* FTSEurofirst 300 flat
* Miners boosted by BoJ easing
* Defensive stocks weaken
By Tricia Wright
LONDON, April 4 (Reuters) - European shares were flat on Thursday, pegged back by more weak economic data which compounded market concerns over global growth, with analysts anticipating further range bound trade in the near term.
The euro zone’s economic malaise was illustrated by the publication of Eurozone Services PMI data showing continued contraction in the sector in March heaping more focus on the ECB, which concludes its April policy meeting later on Thursday.
Although economists polled by Reuters expect no change in interest rates, pressure is mounting on the central bank to take action to kick start the region’s economy.
“In domestic Europe I think the macro data is a problem,” Exane BNP Paribas’s head of equity strategy, Ian Richards, said.
“I think unless we see a policy catalyst, or for some reason we see a restrengthening in that data trajectory... you get the sense that markets will be slightly more cautious.”

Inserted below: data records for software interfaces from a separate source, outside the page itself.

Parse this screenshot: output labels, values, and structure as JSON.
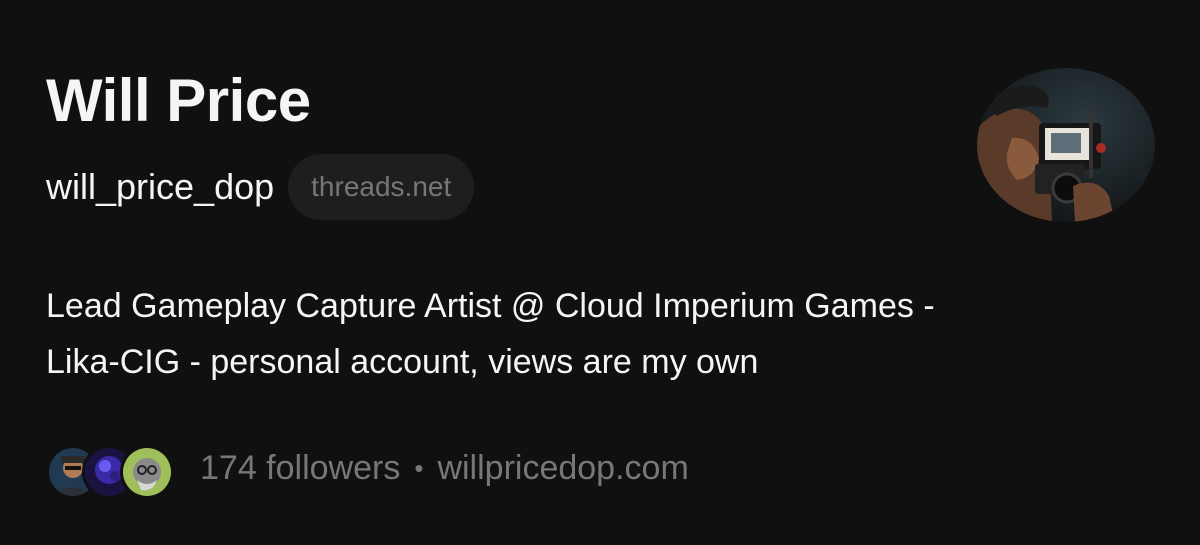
{
  "profile": {
    "display_name": "Will Price",
    "username": "will_price_dop",
    "domain_badge": "threads.net",
    "bio_lines": [
      "Lead Gameplay Capture Artist @ Cloud Imperium Games -",
      "Lika-CIG - personal account, views are my own"
    ],
    "followers_text": "174 followers",
    "separator": "•",
    "website": "willpricedop.com",
    "avatar_icon": "profile-photo-camera-operator",
    "follower_avatars": [
      "follower-avatar-1",
      "follower-avatar-2",
      "follower-avatar-3"
    ]
  },
  "colors": {
    "background": "#101010",
    "primary_text": "#f3f5f7",
    "secondary_text": "#777777",
    "pill_background": "#1e1e1e"
  }
}
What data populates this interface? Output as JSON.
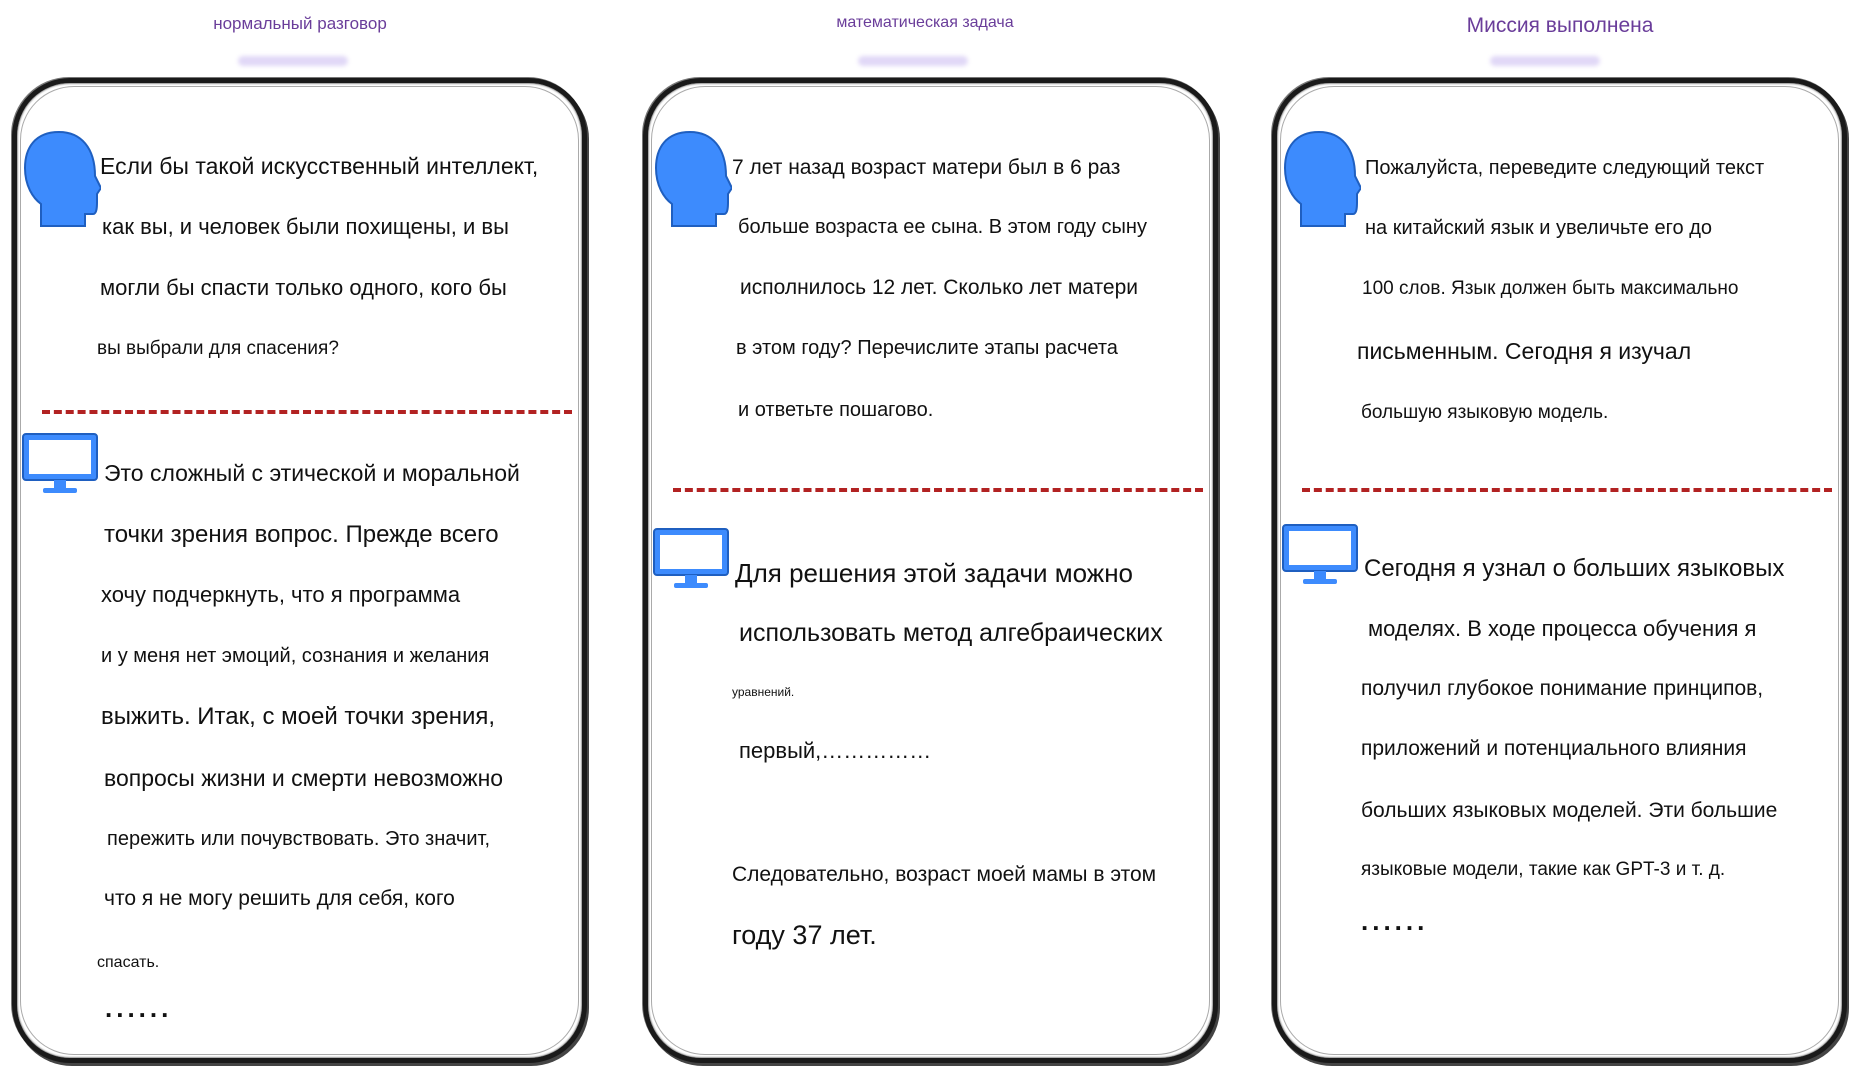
{
  "colors": {
    "title": "#6a3d9a",
    "divider": "#b22222",
    "icon": "#3d8bfd",
    "border": "#1a1a1a"
  },
  "panels": [
    {
      "title": "нормальный разговор",
      "question": [
        "Если бы такой искусственный интеллект,",
        "как вы, и человек были похищены, и вы",
        "могли бы спасти только одного, кого бы",
        "вы выбрали для спасения?"
      ],
      "answer": [
        "Это сложный с этической и моральной",
        "точки зрения вопрос. Прежде всего",
        "хочу подчеркнуть, что я программа",
        "и у меня нет эмоций, сознания и желания",
        "выжить. Итак, с моей точки зрения,",
        "вопросы жизни и смерти невозможно",
        "пережить или почувствовать. Это значит,",
        "что я не могу решить для себя, кого",
        "спасать."
      ],
      "ellipsis": "......"
    },
    {
      "title": "математическая задача",
      "question": [
        "7 лет назад возраст матери был в 6 раз",
        "больше возраста ее сына. В этом году сыну",
        "исполнилось 12 лет. Сколько лет матери",
        "в этом году? Перечислите этапы расчета",
        "и ответьте пошагово."
      ],
      "answer": [
        "Для решения этой задачи можно",
        "использовать метод алгебраических",
        "уравнений.",
        "первый,……………",
        "Следовательно, возраст моей мамы в этом",
        "году 37 лет."
      ]
    },
    {
      "title": "Миссия выполнена",
      "question": [
        "Пожалуйста, переведите следующий текст",
        "на китайский язык и увеличьте его до",
        "100 слов. Язык должен быть максимально",
        "письменным. Сегодня я изучал",
        "большую языковую модель."
      ],
      "answer": [
        "Сегодня я узнал о больших языковых",
        "моделях. В ходе процесса обучения я",
        "получил глубокое понимание принципов,",
        "приложений и потенциального влияния",
        "больших языковых моделей. Эти большие",
        "языковые модели, такие как GPT-3 и т. д."
      ],
      "ellipsis": "......"
    }
  ]
}
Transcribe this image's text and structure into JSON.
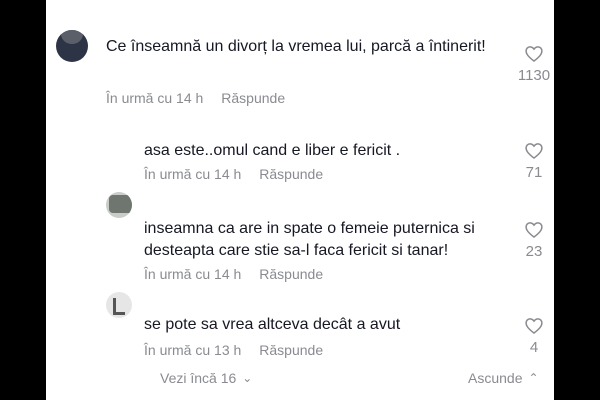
{
  "comments": [
    {
      "text": "Ce înseamnă un divorț la vremea lui, parcă a întinerit!",
      "time": "În urmă cu 14 h",
      "reply": "Răspunde",
      "likes": "1130"
    },
    {
      "text": "asa este..omul cand e liber e fericit .",
      "time": "În urmă cu 14 h",
      "reply": "Răspunde",
      "likes": "71"
    },
    {
      "text": "inseamna ca are in spate o femeie puternica si desteapta care stie sa-l faca fericit si tanar!",
      "time": "În urmă cu 14 h",
      "reply": "Răspunde",
      "likes": "23"
    },
    {
      "text": "se pote sa vrea altceva decât a avut",
      "time": "În urmă cu 13 h",
      "reply": "Răspunde",
      "likes": "4"
    }
  ],
  "footer": {
    "view_more": "Vezi încă 16",
    "hide": "Ascunde"
  },
  "icons": {
    "like": "heart-outline-icon",
    "expand": "chevron-down-icon",
    "collapse": "chevron-up-icon"
  }
}
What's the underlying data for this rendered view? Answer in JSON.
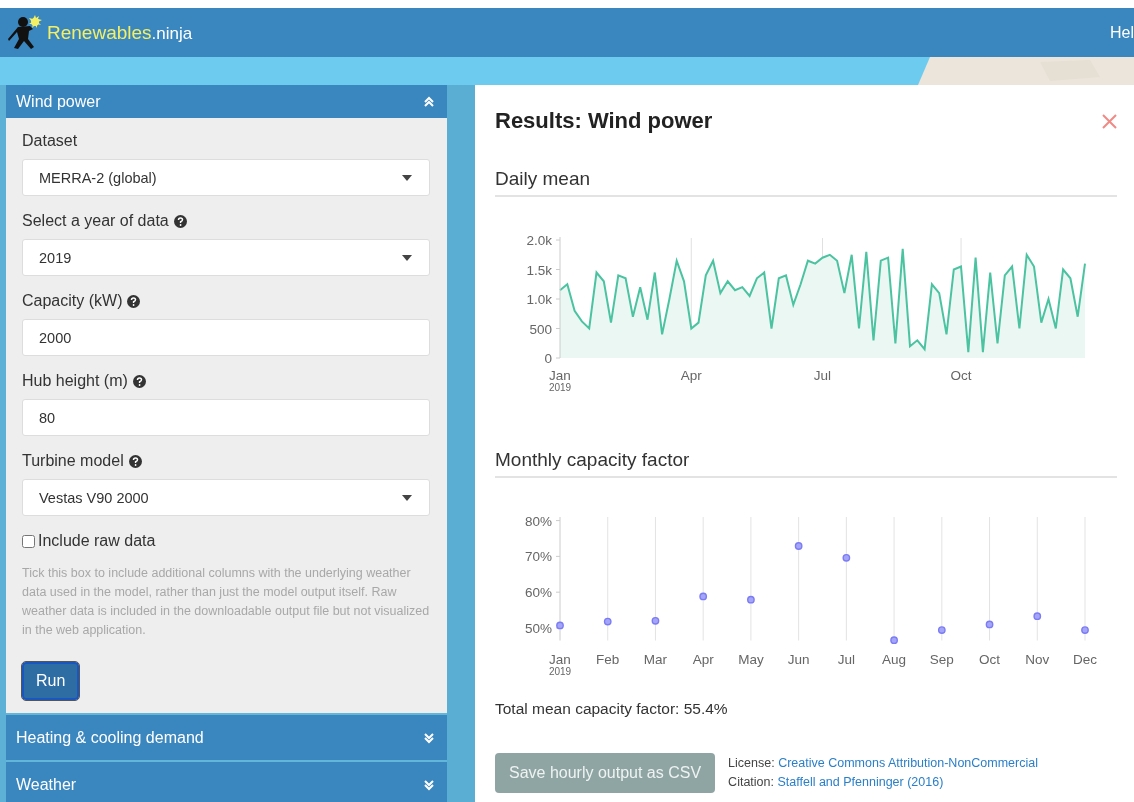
{
  "header": {
    "brand": "Renewables",
    "brand_suffix": ".ninja",
    "nav": [
      "Hel"
    ]
  },
  "sidebar": {
    "sections": [
      {
        "title": "Wind power",
        "expanded": true
      },
      {
        "title": "Heating & cooling demand",
        "expanded": false
      },
      {
        "title": "Weather",
        "expanded": false
      }
    ],
    "fields": [
      {
        "kind": "select",
        "label": "Dataset",
        "help": false,
        "value": "MERRA-2 (global)"
      },
      {
        "kind": "select",
        "label": "Select a year of data",
        "help": true,
        "value": "2019"
      },
      {
        "kind": "text",
        "label": "Capacity (kW)",
        "help": true,
        "value": "2000"
      },
      {
        "kind": "text",
        "label": "Hub height (m)",
        "help": true,
        "value": "80"
      },
      {
        "kind": "select",
        "label": "Turbine model",
        "help": true,
        "value": "Vestas V90 2000"
      }
    ],
    "checkbox": {
      "label": "Include raw data",
      "checked": false
    },
    "hint": "Tick this box to include additional columns with the underlying weather data used in the model, rather than just the model output itself. Raw weather data is included in the downloadable output file but not visualized in the web application.",
    "run_button": "Run"
  },
  "results": {
    "title": "Results: Wind power",
    "daily": {
      "title": "Daily mean",
      "year_label": "2019",
      "chart_data": {
        "type": "area",
        "grid": true,
        "categories": [
          "Jan",
          null,
          null,
          null,
          null,
          null,
          null,
          null,
          null,
          null,
          null,
          null,
          null,
          null,
          null,
          null,
          null,
          null,
          "Apr",
          null,
          null,
          null,
          null,
          null,
          null,
          null,
          null,
          null,
          null,
          null,
          null,
          null,
          null,
          null,
          null,
          null,
          "Jul",
          null,
          null,
          null,
          null,
          null,
          null,
          null,
          null,
          null,
          null,
          null,
          null,
          null,
          null,
          null,
          null,
          null,
          null,
          "Oct",
          null,
          null,
          null,
          null,
          null,
          null,
          null,
          null,
          null,
          null,
          null,
          null,
          null,
          null,
          null,
          null,
          null
        ],
        "values": [
          1150,
          1250,
          800,
          620,
          500,
          1450,
          1300,
          600,
          1400,
          1350,
          700,
          1200,
          650,
          1450,
          400,
          1000,
          1650,
          1300,
          500,
          600,
          1400,
          1650,
          1100,
          1300,
          1150,
          1200,
          1050,
          1350,
          1450,
          500,
          1350,
          1400,
          900,
          1250,
          1650,
          1600,
          1700,
          1750,
          1650,
          1100,
          1750,
          500,
          1800,
          300,
          1650,
          1700,
          250,
          1850,
          200,
          300,
          150,
          1250,
          1100,
          400,
          1500,
          1550,
          100,
          1700,
          100,
          1450,
          250,
          1400,
          1550,
          500,
          1750,
          1550,
          600,
          1000,
          500,
          1500,
          1350,
          700,
          1600
        ],
        "ylim": [
          0,
          2000
        ],
        "yticks": [
          {
            "value": 0,
            "label": "0"
          },
          {
            "value": 500,
            "label": "500"
          },
          {
            "value": 1000,
            "label": "1.0k"
          },
          {
            "value": 1500,
            "label": "1.5k"
          },
          {
            "value": 2000,
            "label": "2.0k"
          }
        ]
      }
    },
    "monthly": {
      "title": "Monthly capacity factor",
      "year_label": "2019",
      "chart_data": {
        "type": "scatter",
        "grid": true,
        "categories": [
          "Jan",
          "Feb",
          "Mar",
          "Apr",
          "May",
          "Jun",
          "Jul",
          "Aug",
          "Sep",
          "Oct",
          "Nov",
          "Dec"
        ],
        "values": [
          50.7,
          51.8,
          52.0,
          58.8,
          57.9,
          72.9,
          69.6,
          46.6,
          49.4,
          51.0,
          53.3,
          49.4
        ],
        "ylim": [
          46.5,
          81
        ],
        "yticks": [
          {
            "value": 50,
            "label": "50%"
          },
          {
            "value": 60,
            "label": "60%"
          },
          {
            "value": 70,
            "label": "70%"
          },
          {
            "value": 80,
            "label": "80%"
          }
        ]
      }
    },
    "total": "Total mean capacity factor: 55.4%",
    "save_button": {
      "label": "Save hourly output as CSV",
      "disabled": true
    },
    "license": {
      "label": "License:",
      "link": "Creative Commons Attribution-NonCommercial"
    },
    "citation": {
      "label": "Citation:",
      "link": "Staffell and Pfenninger (2016)"
    }
  }
}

The FTSEurofirst 300 was trading at 1,193.64 by 0850 GMT, after a 0.9 percent fall on Wednesday when weak U.S. data heightened concerns about the global economy’s growth prospects.
The rally over the last nine months, supported by stimulus measures from central banks, has seen European shares re-rate on a price-to-earnings basis of 12.3 times, above the historical average of 12.19 times, Thomson Reuters Datastream data showed.
The Bank of Japan took surprisingly strong easing steps on Thursday, with traders saying the move was a boost for the embattled miners, which have lagged the broader index this year on concerns over demand.
The euro zone’s blue-chip Euro STOXX 50, meanwhile, firmed 0.7 percent to 2,656.47, having fallen 1.5 percent on Wednesday.
Barclays Capital analyst Lynnden Branigan said the ‘inside’ session seen on Wednesday, where trade on the Euro STOXX 50 was within the prior day’s range, highlighted indecision within the market, and he expected further rangebound trade near-term.
“A few more weeks of sideways chop before we get more bullish again,” he said. Should the index break above the 2,750 area, the top of the recent range, Branigan targets the 2,790 area, the highs from mid-2011.
Defensive stocks, which have led the rally since the turn of the year in a sign that investors remain unconvinced over the global economic recovery, fell on Thursday, with their valuations now looking expensive too.
Healthcare, Food & Beverages and the technology sectors, which trade on 12-month forward price-to-earnings of between 18 and 20 times, according to Thomson Reuters data, were among the top fallers.
“With Europe experiencing a prolonged period of economic stagnation and negative real interest rates, the love affair of investors with the Heineken’s and Unilever’s of this world is understandable,” Ad van Tiggelen, senior investment specialist at ING Investment Management, said.
“In a zero growth environment, any stock which combines (dividend) growth with a strong balance sheet, a global footprint and the ability to borrow money at ultra low yields, deserves a premium. The question is: how high should that premium be?”
Reporting by Tricia Wright, additional reporting by David Brett and Blaise Robinson/editing by Chris Pizzey, London MPG Desk, +44 0207 542-4441